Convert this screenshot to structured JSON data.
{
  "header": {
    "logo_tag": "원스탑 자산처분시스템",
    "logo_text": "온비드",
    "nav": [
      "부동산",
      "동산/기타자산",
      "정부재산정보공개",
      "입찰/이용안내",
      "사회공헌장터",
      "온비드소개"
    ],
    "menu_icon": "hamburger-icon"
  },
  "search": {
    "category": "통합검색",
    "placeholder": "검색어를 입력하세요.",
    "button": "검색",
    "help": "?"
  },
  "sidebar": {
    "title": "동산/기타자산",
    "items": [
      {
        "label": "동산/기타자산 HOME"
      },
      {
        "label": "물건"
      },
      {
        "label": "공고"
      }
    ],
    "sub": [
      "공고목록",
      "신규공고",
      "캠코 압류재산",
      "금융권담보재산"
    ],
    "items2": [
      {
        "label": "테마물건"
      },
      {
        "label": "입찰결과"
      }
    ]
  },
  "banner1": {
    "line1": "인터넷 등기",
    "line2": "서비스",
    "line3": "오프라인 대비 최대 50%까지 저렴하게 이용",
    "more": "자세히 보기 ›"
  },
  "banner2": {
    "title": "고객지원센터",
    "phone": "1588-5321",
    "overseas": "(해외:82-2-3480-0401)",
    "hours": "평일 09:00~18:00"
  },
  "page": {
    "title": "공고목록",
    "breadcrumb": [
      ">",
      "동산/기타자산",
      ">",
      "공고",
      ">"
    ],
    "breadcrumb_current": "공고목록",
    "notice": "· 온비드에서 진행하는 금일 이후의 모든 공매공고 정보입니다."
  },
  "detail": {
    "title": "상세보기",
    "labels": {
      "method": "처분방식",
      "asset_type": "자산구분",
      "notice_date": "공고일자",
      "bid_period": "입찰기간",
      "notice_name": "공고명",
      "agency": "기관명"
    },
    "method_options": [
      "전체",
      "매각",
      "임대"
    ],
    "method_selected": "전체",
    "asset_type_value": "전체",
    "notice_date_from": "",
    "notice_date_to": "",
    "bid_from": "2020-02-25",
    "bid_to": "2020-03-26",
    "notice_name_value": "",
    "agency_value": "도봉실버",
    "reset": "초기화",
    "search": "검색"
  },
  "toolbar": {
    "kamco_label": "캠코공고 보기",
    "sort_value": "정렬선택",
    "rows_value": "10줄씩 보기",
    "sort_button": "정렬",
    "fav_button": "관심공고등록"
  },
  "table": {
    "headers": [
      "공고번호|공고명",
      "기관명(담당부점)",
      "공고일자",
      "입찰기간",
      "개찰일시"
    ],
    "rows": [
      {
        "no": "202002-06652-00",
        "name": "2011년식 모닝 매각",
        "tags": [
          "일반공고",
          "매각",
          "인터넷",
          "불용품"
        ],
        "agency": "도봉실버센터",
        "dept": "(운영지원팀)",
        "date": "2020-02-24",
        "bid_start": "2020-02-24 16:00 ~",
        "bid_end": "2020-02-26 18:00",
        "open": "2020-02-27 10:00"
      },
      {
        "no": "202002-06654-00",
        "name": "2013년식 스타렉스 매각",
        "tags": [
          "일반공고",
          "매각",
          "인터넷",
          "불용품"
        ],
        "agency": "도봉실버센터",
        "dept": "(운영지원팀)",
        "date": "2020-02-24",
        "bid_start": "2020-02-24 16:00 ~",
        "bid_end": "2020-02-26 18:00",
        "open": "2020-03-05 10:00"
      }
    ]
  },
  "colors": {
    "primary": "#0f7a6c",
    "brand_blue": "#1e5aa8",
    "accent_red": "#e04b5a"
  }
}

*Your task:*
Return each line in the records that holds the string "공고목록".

*The completed task:*
      "공고목록",
    "title": "공고목록",
    "breadcrumb_current": "공고목록",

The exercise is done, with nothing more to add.